Hailing from the “Big Apple,” NYC’s The Vipers were one of the pioneering bands of the 1980s-era garage-rock revival. Outta the Nest, their 1984 debut disc, shows that they had the chops, attitude, and proper schooling in garage-psych-freakbeat styles to finesse their sound to a groovy pastiche that drew on the past even while looking towards the future. Singer Jonathan Weiss possessed a fine set of pipes, his vox snarling, snotty, and sneering but channeling just enough pop enthusiasm to avoid sounding menacing. David Mann and Paul Martin’s chiming, ringing guitars support the arrangements and jangle at just the right time while the rhythm section of bassist Graham May and drummer Pat Brown drive the beat forward impressively. All of the band members provide vocal harmonies, and several of the guys are multi-instrumentalists, so Outta the Nest is afforded a sprinkling of keyboards, harmonica, harpsichord, and bongos to fatten and deepen the album’s sonic imprint.

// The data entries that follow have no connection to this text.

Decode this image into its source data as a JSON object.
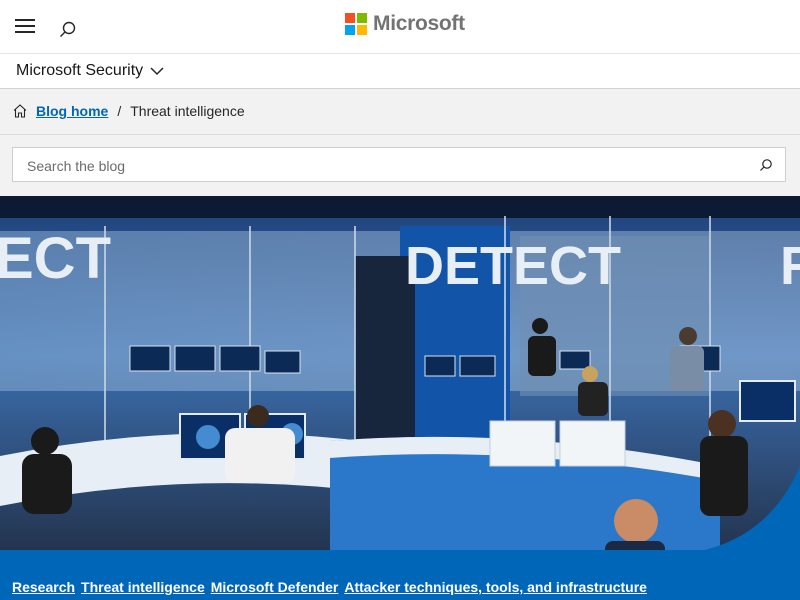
{
  "header": {
    "menu_icon": "hamburger-menu-icon",
    "search_icon": "search-icon",
    "logo_text": "Microsoft",
    "logo_colors": [
      "#f25022",
      "#7fba00",
      "#00a4ef",
      "#ffb900"
    ]
  },
  "product": {
    "title": "Microsoft Security",
    "chevron_icon": "chevron-down-icon"
  },
  "breadcrumb": {
    "home_icon": "home-icon",
    "home_label": "Blog home",
    "separator": "/",
    "current": "Threat intelligence"
  },
  "search": {
    "placeholder": "Search the blog",
    "value": ""
  },
  "hero": {
    "sign_left": "ECT",
    "sign_center": "DETECT",
    "sign_right": "R",
    "description": ""
  },
  "tags": [
    "Research",
    "Threat intelligence",
    "Microsoft Defender",
    "Attacker techniques, tools, and infrastructure"
  ],
  "colors": {
    "accent": "#0067b8",
    "crumb_bg": "#f2f2f2"
  }
}
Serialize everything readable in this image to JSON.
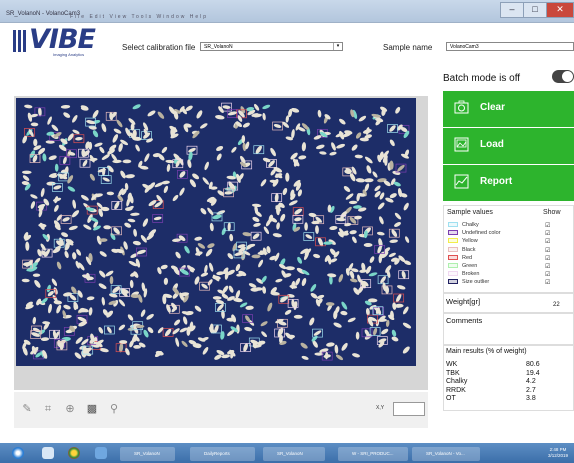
{
  "window": {
    "title": "SR_VolanoN - VolanoCam3",
    "menu_text": "File   Edit   View   Tools   Window   Help"
  },
  "logo": {
    "text": "VIBE",
    "tagline": "Imaging Analytics"
  },
  "header": {
    "calibration_label": "Select calibration file",
    "calibration_value": "SR_VolanoN",
    "sample_label": "Sample name",
    "sample_value": "VolanoCam3"
  },
  "batch": {
    "label": "Batch mode is off",
    "on": false
  },
  "buttons": {
    "clear": "Clear",
    "load": "Load",
    "report": "Report"
  },
  "colors": {
    "green": "#2db42d",
    "image_bg": "#1d2d68"
  },
  "sample_values": {
    "header": "Sample values",
    "show_header": "Show",
    "items": [
      {
        "label": "Chalky",
        "color": "#9fe0f0",
        "checked": true
      },
      {
        "label": "Undefined color",
        "color": "#7b3fb0",
        "checked": true
      },
      {
        "label": "Yellow",
        "color": "#f2ee4a",
        "checked": true
      },
      {
        "label": "Black",
        "color": "#e8bdbd",
        "checked": true
      },
      {
        "label": "Red",
        "color": "#e05050",
        "checked": true
      },
      {
        "label": "Green",
        "color": "#aef0ae",
        "checked": true
      },
      {
        "label": "Broken",
        "color": "#f0d8f0",
        "checked": true
      },
      {
        "label": "Size outlier",
        "color": "#202060",
        "checked": true
      }
    ]
  },
  "weight": {
    "label": "Weight[gr]",
    "value": "22"
  },
  "comments": {
    "label": "Comments",
    "value": ""
  },
  "main_results": {
    "header": "Main results (% of weight)",
    "rows": [
      {
        "name": "WK",
        "value": "80.6"
      },
      {
        "name": "TBK",
        "value": "19.4"
      },
      {
        "name": "Chalky",
        "value": "4.2"
      },
      {
        "name": "RRDK",
        "value": "2.7"
      },
      {
        "name": "OT",
        "value": "3.8"
      }
    ]
  },
  "image_tools": {
    "zoom_label": "X,Y",
    "icons": [
      "pencil-icon",
      "crop-icon",
      "zoom-icon",
      "grid-icon",
      "wrench-icon"
    ]
  },
  "taskbar": {
    "items": [
      "SR_VolanoN",
      "DailyReports",
      "SR_VolanoN",
      "W - SRI_PRODUC...",
      "SR_VolanoN - Vo..."
    ],
    "clock_time": "2:48 PM",
    "clock_date": "3/12/2019"
  }
}
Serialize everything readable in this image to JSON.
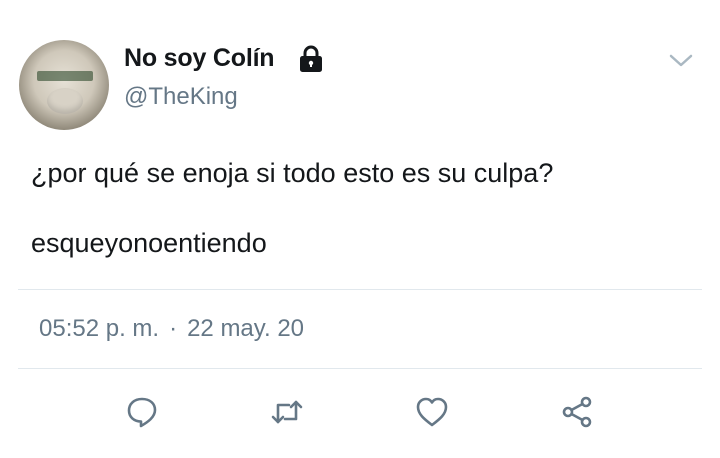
{
  "tweet": {
    "display_name": "No soy Colín",
    "handle": "@TheKing",
    "lines": [
      "¿por qué se enoja si todo esto es su culpa?",
      "esqueyonoentiendo"
    ],
    "time": "05:52 p. m.",
    "separator": "·",
    "date": "22 may. 20"
  },
  "icons": {
    "lock": "lock-icon",
    "menu": "chevron-down-icon",
    "reply": "reply-icon",
    "retweet": "retweet-icon",
    "like": "heart-icon",
    "share": "share-icon"
  },
  "colors": {
    "text": "#14171a",
    "secondary": "#657786",
    "icon": "#657786",
    "divider": "#e1e8ed"
  }
}
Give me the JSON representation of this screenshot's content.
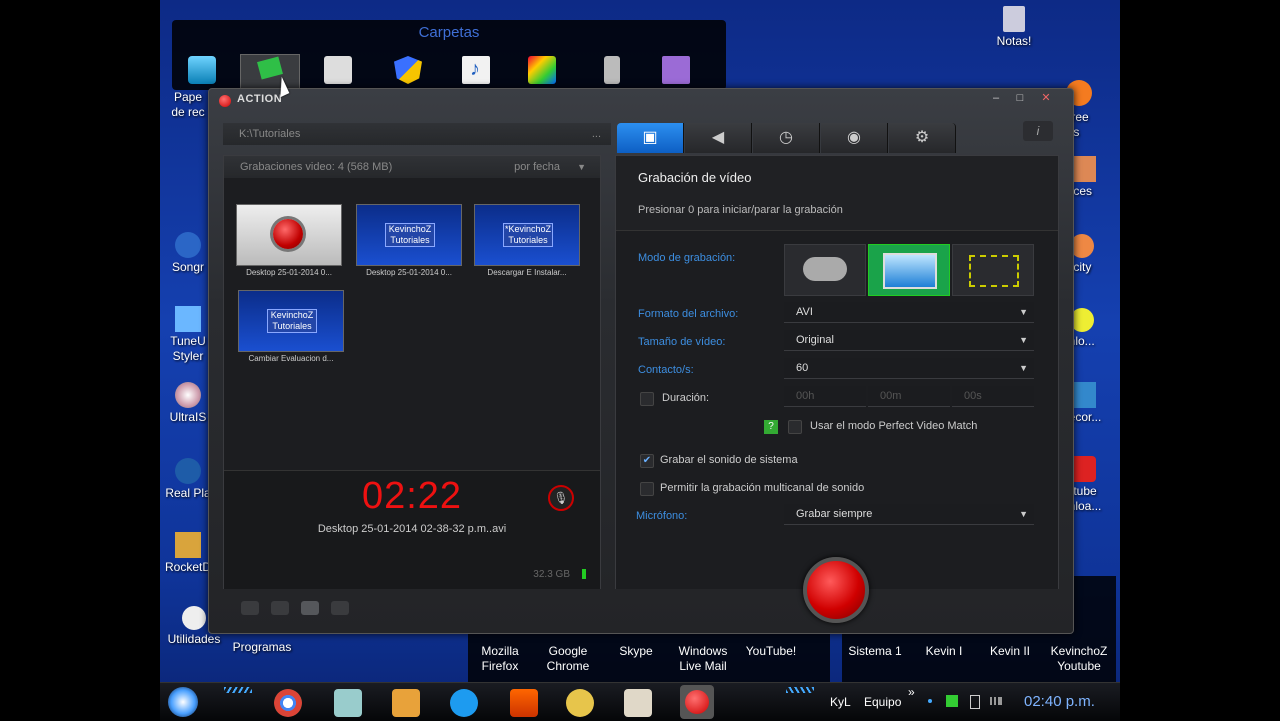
{
  "desktop": {
    "folder_popup_title": "Carpetas",
    "right_icons": [
      {
        "name": "notes",
        "label": "Notas!"
      },
      {
        "name": "avast",
        "label": "st! Free\ntivirus"
      },
      {
        "name": "ences",
        "label": "ences"
      },
      {
        "name": "audacity",
        "label": "dacity"
      },
      {
        "name": "download",
        "label": "wnlo..."
      },
      {
        "name": "recorder",
        "label": "Recor..."
      },
      {
        "name": "youtube-dl",
        "label": "outube\nwnloa..."
      }
    ],
    "left_icons": [
      {
        "name": "papelera",
        "label": "Pape\nde rec"
      },
      {
        "name": "songr",
        "label": "Songr"
      },
      {
        "name": "tuneup",
        "label": "TuneU\nStyler"
      },
      {
        "name": "ultraiso",
        "label": "UltraIS"
      },
      {
        "name": "realplayer",
        "label": "Real Pla"
      },
      {
        "name": "rocketdock",
        "label": "RocketD"
      },
      {
        "name": "utilidades",
        "label": "Utilidades"
      },
      {
        "name": "programas",
        "label": "Programas"
      }
    ],
    "dock_apps": [
      {
        "name": "firefox",
        "label": "Mozilla\nFirefox"
      },
      {
        "name": "chrome",
        "label": "Google\nChrome"
      },
      {
        "name": "skype",
        "label": "Skype"
      },
      {
        "name": "live-mail",
        "label": "Windows\nLive Mail"
      },
      {
        "name": "youtube",
        "label": "YouTube!"
      }
    ],
    "dock_systems": [
      {
        "name": "sistema-1",
        "label": "Sistema 1"
      },
      {
        "name": "kevin-i",
        "label": "Kevin I"
      },
      {
        "name": "kevin-ii",
        "label": "Kevin II"
      },
      {
        "name": "kevinchoz-youtube",
        "label": "KevinchoZ\nYoutube"
      }
    ]
  },
  "app": {
    "title": "ACTION",
    "path": "K:\\Tutoriales",
    "path_more": "...",
    "recordings_header": "Grabaciones video: 4 (568 MB)",
    "sort_label": "por fecha",
    "thumbnails": [
      {
        "caption": "Desktop 25-01-2014 0...",
        "number": "1",
        "kind": "record"
      },
      {
        "caption": "Desktop 25-01-2014 0...",
        "number": "2",
        "kind": "kevincho",
        "text": "KevinchoZ\nTutoriales"
      },
      {
        "caption": "Descargar E Instalar...",
        "number": "3",
        "kind": "kevincho",
        "text": "*KevinchoZ\nTutoriales"
      },
      {
        "caption": "Cambiar Evaluacion d...",
        "number": "4",
        "kind": "kevincho",
        "text": "KevinchoZ\nTutoriales"
      }
    ],
    "timer": "02:22",
    "current_file": "Desktop 25-01-2014 02-38-32 p.m..avi",
    "disk_free": "32.3 GB",
    "right_panel": {
      "heading": "Grabación de vídeo",
      "hint": "Presionar 0 para iniciar/parar la grabación",
      "mode_label": "Modo de grabación:",
      "format_label": "Formato del archivo:",
      "format_value": "AVI",
      "size_label": "Tamaño de vídeo:",
      "size_value": "Original",
      "fps_label": "Contacto/s:",
      "fps_value": "60",
      "duration_label": "Duración:",
      "dur_h": "00h",
      "dur_m": "00m",
      "dur_s": "00s",
      "help_glyph": "?",
      "perfect_match_label": "Usar el modo Perfect Video Match",
      "system_sound_label": "Grabar el sonido de sistema",
      "system_sound_checked": true,
      "multichannel_label": "Permitir la grabación multicanal de sonido",
      "mic_label": "Micrófono:",
      "mic_value": "Grabar siempre"
    }
  },
  "taskbar": {
    "lang": "KyL",
    "equipo": "Equipo",
    "more": "»",
    "clock": "02:40 p.m."
  }
}
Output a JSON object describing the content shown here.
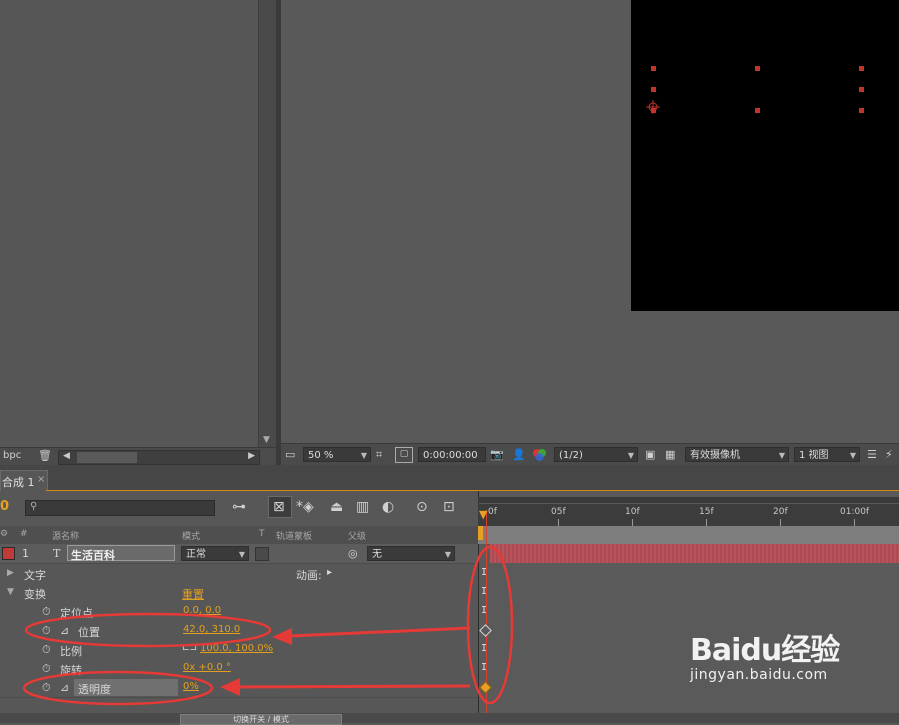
{
  "project": {
    "bpc_label": "bpc"
  },
  "viewer": {
    "zoom": "50 %",
    "timecode": "0:00:00:00",
    "resolution": "(1/2)",
    "camera": "有效摄像机",
    "views": "1 视图"
  },
  "timeline": {
    "tab_label": "合成 1",
    "tab_close": "×",
    "current_time": "0",
    "search_placeholder": "",
    "columns": {
      "label": "#",
      "source_name": "源名称",
      "mode": "模式",
      "t": "T",
      "track_matte": "轨道蒙板",
      "parent": "父级"
    },
    "layer": {
      "index": "1",
      "type_glyph": "T",
      "name": "生活百科",
      "mode": "正常",
      "parent": "无"
    },
    "groups": {
      "text": "文字",
      "animate": "动画:",
      "transform": "变换",
      "reset": "重置"
    },
    "properties": [
      {
        "name": "定位点",
        "value": "0.0, 0.0"
      },
      {
        "name": "位置",
        "value": "42.0, 310.0"
      },
      {
        "name": "比例",
        "value": "100.0, 100.0%"
      },
      {
        "name": "旋转",
        "value": "0x +0.0 °"
      },
      {
        "name": "透明度",
        "value": "0%"
      }
    ],
    "ruler": [
      "0f",
      "05f",
      "10f",
      "15f",
      "20f",
      "01:00f"
    ],
    "switch_button": "切换开关 / 模式"
  },
  "colors": {
    "accent": "#e8a024",
    "annotation": "#e53a36",
    "layer_bar": "#b04a52",
    "label": "#c03a3a"
  },
  "watermark": {
    "main": "Baidu经验",
    "sub": "jingyan.baidu.com"
  }
}
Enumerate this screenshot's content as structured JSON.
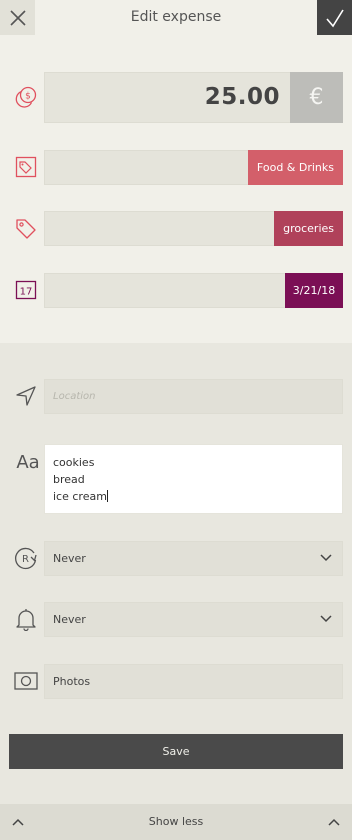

Reissued on vinyl in 2022 by our friends at Teen Sound Records in Italy, Outta the Nest sounds fantastic, while the co-production by Blondie/Patti Smith Group cohort Ivan Kral, is wonderfully crystalline, capturing the sort of instrumental nuances that heighten the listening experience. It’s the songs that count, however, and the Vipers’ delivered some good ‘uns for Outta the Nest, from the infectious pop-rock of “Tellin’ Those Lies” or the ominous, psych-drenched “Medication” with its cool organ riffs, eerie vocals, and wiry guitar licks to the locomotive Yardbirds doppelganger “Ain’t Nothin’ Like Her” or the blues-tinged, up-tempo title track. The Teen Sound reissue includes four bonus tracks – fewer than the 2000 Cavestomp CD reissue but more than on my original vinyl copy – including the epic instrumental “Now I Remember,” which showcases the band’s skills nicely. If you haven’t heard the Vipers before, you should glom onto ‘em now...RIYL The Chesterfield Kings, The Miracle Workers, or The Cynics. Grade: A BUY!